Top of Dataset entries

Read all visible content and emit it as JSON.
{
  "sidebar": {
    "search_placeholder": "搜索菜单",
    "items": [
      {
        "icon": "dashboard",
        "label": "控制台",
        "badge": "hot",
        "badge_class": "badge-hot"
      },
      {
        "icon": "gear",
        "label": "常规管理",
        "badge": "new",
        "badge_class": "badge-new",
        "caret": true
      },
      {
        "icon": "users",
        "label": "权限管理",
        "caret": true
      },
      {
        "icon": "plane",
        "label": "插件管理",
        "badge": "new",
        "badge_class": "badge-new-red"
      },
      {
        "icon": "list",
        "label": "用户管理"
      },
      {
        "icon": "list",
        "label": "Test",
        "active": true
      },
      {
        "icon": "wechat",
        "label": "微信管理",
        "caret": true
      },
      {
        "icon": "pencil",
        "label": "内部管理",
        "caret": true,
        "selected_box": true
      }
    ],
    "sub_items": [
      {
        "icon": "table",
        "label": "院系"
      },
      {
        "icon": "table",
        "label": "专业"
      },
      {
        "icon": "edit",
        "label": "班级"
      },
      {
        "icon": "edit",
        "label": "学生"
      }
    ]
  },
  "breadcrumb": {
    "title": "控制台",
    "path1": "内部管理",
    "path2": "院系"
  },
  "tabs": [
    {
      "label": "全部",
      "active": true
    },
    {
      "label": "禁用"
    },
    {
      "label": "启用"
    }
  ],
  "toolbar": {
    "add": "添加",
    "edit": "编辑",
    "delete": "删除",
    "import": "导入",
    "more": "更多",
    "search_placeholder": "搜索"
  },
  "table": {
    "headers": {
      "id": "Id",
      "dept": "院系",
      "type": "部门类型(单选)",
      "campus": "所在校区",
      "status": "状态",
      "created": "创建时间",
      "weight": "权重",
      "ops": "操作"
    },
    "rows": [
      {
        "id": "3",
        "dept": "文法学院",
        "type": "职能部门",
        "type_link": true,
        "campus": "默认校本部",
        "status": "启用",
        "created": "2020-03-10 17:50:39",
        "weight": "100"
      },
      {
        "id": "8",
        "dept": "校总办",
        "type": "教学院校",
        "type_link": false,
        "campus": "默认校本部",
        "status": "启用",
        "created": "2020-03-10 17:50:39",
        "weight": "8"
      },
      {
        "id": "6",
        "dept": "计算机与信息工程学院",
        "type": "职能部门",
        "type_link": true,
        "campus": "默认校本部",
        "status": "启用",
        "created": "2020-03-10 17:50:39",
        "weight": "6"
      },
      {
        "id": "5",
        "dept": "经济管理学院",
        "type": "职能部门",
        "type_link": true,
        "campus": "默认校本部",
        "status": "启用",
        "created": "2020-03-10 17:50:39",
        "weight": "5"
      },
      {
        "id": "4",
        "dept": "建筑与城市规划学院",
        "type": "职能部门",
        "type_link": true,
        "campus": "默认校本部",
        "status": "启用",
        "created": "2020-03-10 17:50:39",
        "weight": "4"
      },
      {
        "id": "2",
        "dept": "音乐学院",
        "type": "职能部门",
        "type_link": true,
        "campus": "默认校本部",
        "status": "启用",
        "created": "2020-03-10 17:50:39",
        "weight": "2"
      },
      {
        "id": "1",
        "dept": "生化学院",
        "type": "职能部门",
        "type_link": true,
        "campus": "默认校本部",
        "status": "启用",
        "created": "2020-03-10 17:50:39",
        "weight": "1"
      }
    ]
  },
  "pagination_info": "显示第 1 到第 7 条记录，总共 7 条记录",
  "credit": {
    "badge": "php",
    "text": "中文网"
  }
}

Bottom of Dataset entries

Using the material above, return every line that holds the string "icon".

■ Written reply ■
        "icon": "dashboard",
        "icon": "gear",
        "icon": "users",
        "icon": "plane",
        "icon": "list",
        "icon": "list",
        "icon": "wechat",
        "icon": "pencil",
        "icon": "table",
        "icon": "table",
        "icon": "edit",
        "icon": "edit",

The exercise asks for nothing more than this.